++++ Data for analysis
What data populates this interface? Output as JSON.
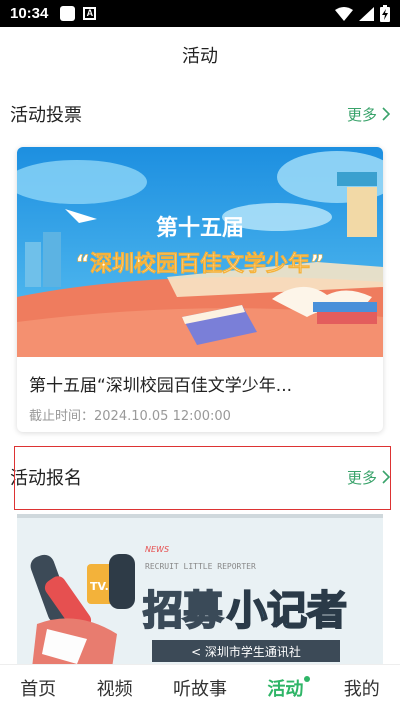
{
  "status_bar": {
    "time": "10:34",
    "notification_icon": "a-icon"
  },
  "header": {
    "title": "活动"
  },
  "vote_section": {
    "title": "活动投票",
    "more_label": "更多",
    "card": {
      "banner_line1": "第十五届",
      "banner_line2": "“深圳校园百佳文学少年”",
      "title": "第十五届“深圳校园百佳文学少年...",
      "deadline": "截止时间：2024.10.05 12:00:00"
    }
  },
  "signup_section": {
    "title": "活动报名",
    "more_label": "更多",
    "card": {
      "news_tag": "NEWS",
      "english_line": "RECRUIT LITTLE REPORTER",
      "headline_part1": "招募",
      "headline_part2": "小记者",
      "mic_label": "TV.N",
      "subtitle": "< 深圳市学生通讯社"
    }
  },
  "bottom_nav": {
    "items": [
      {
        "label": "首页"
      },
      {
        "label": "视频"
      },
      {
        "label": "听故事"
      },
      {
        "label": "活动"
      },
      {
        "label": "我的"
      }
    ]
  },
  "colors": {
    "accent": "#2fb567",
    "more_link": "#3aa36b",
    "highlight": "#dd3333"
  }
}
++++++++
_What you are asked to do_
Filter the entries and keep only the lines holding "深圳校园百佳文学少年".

_Solution to this task_
      "banner_line2": "“深圳校园百佳文学少年”",
      "title": "第十五届“深圳校园百佳文学少年...",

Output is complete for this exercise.